Carbon Trading Blasted by Indigenous Groups
"The UN is allowing companies who are the biggest emitters of greenhouse gases to continue to pollute," said Tom Goldtooth of the U.S.-based Indigenous Environment Network (IEN).
Last week, at the end of a two-week international gathering, a UN body said the World Bank funding for carbon trading had set "good examples" for partnership with indigenous peoples.
The term "carbon trading" refers to commercial approaches to promoting environmental responsibility. Under carbon trading programs, energy companies and others that release greenhouse gases can either agree to reduce their carbon emissions or buy the right to keep polluting.
The United Nations describes carbon markets as an an efficient system that can guide investments toward the cuts that are the cheapest.
But indigenous leaders and independent experts on climate change dispute this notion on various grounds.
"It's a new way to make money," said IEN's Jihan Gearon. "It has nothing to do with environmental concerns or indigenous peoples' rights."
Janet Redman, lead author of a new study released by the Washington, DC-based Institute for Policy Studies (IPS) last month, tends to agree, especially with respect to the World Bank's role in facilitating carbon trading programs.
"It is making money off of causing the climate crisis and then turning around and claiming to solve it," she said of the Bank in a recent interview with OneWorld. "It's dangerously counterproductive."
Both Gearon and Redman think carbon markets will not only violate indigenous peoples' rights, but also further aggravate the threat of pollution and climate change.
IPS' 79-page report, entitled "World Bank: Climate Profiteer," shows that instead of encouraging clean energy investors, the Bank is lending much of its financial support to the fossil fuel industry.
"It's playing both sides of the climate crisis," said Redman, who notes that in just the past two years the Bank loaned no less than $1.5 billion to companies investing in fossil fuels.

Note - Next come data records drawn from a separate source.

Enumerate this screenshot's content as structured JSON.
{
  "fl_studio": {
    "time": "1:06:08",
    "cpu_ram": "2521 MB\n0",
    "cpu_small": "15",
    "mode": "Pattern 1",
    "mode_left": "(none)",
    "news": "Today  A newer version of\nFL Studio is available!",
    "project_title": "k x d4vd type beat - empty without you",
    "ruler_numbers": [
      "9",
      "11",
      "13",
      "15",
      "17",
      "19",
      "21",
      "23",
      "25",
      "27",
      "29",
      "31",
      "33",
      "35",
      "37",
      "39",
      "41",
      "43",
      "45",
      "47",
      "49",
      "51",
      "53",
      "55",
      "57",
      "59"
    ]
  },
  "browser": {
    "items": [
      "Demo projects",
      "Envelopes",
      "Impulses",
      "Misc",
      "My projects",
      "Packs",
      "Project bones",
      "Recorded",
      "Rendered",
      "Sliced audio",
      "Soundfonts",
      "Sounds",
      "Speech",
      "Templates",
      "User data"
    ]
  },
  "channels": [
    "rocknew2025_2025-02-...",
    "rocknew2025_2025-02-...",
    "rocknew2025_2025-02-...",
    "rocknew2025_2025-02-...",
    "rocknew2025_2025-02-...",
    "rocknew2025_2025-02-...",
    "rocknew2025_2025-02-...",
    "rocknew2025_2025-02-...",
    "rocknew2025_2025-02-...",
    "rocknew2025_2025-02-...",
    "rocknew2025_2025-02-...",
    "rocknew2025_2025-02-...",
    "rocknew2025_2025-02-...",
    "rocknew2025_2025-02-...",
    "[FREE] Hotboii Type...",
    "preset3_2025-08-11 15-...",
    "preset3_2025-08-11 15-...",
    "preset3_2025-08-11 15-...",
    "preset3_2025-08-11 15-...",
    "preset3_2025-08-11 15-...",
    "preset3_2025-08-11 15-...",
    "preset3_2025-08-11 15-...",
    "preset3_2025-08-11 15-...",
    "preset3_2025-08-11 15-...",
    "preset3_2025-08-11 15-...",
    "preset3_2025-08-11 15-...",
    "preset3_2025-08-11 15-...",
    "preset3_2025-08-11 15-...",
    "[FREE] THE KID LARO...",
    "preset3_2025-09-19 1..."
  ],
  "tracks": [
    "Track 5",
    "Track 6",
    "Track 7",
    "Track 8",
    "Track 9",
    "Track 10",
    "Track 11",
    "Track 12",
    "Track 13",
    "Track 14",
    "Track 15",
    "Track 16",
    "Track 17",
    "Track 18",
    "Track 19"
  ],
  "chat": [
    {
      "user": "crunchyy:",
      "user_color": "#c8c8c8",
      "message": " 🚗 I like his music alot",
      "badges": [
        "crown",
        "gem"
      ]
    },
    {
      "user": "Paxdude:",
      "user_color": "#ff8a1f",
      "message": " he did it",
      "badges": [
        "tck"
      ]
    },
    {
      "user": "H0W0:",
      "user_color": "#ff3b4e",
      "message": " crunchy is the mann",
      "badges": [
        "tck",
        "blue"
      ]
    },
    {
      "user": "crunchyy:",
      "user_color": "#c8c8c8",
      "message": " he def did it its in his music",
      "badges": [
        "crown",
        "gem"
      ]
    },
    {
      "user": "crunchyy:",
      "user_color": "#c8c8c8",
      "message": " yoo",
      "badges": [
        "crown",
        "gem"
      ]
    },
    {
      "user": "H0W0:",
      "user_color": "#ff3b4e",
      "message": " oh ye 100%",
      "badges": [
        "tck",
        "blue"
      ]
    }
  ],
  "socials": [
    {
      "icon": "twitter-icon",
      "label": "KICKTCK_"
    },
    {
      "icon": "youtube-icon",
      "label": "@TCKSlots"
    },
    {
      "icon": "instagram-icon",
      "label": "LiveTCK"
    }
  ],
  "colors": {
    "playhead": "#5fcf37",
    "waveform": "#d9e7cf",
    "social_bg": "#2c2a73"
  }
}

For its part, the Bank claims to be an "honest broker" of carbon deals. "We have carried out global consultations with indigenous peoples on climate change," Navin Rai told the UN Forum on Indigenous Issues last week.
Critics say such claims are highly questionable because the Bank, like many governments, is still reluctant to accept that indigenous peoples must give their prior and informed consent before any development projects are initiated on their lands.
Scientists say drastic cuts in the use of oil, gas, and coal are needed to avoid the catastrophic effects of climate change. The World Bank does not deny this, but still it's doling out a lot of money to energy corporations involved in fossil fuel businesses.
Out of its $2 billion carbon finance portfolio, the Bank has directed nearly 80 percent to projects involving polluting industries.
In her research, Redman tried to explain at length how the Bank's policy on carbon credits is affecting indigenous communities who have no say in projects aimed at reforestation.
In her view, trading forest carbon credits "has become a burgeoning business" for the Bank, which is "encouraging" a land-use shift from subsistence agricultural cultivation to agroindustrial forestry.
This is clearly not the approach most indigenous groups would support, had they been given a choice.
The Bank admits that indigenous peoples, who manage 11 percent of the world's forests and lands, have "a small carbon footprint and that their contribution to global warming is minimal."
Indigenous leaders say that carbon markets will not effectively address the issue of climate change because, ultimately, those markets are driven by the economic concerns of profit-seekers.
"Our vision of environmental issues is based upon spiritual thinking," said Marcos Terena, an indigenous activist from the Amazon region in Brazil, in an interview with OneWorld.
"We respect Mother Earth," he said. "It's the governments and corporations that are responsible for environmental destruction."
Terena and other indigenous leaders told OneWorld that they were planning to take their case to Bonn, Germany, where the United Nations is due to hold an international meeting on issues concerning the loss of biodiversity later this month.
The international treaty on biodiversity considers the world's 370 million indigenous peoples' perspectives as an essential part of the struggle to preserve the millions of species of life on the planet.
© 2008 One World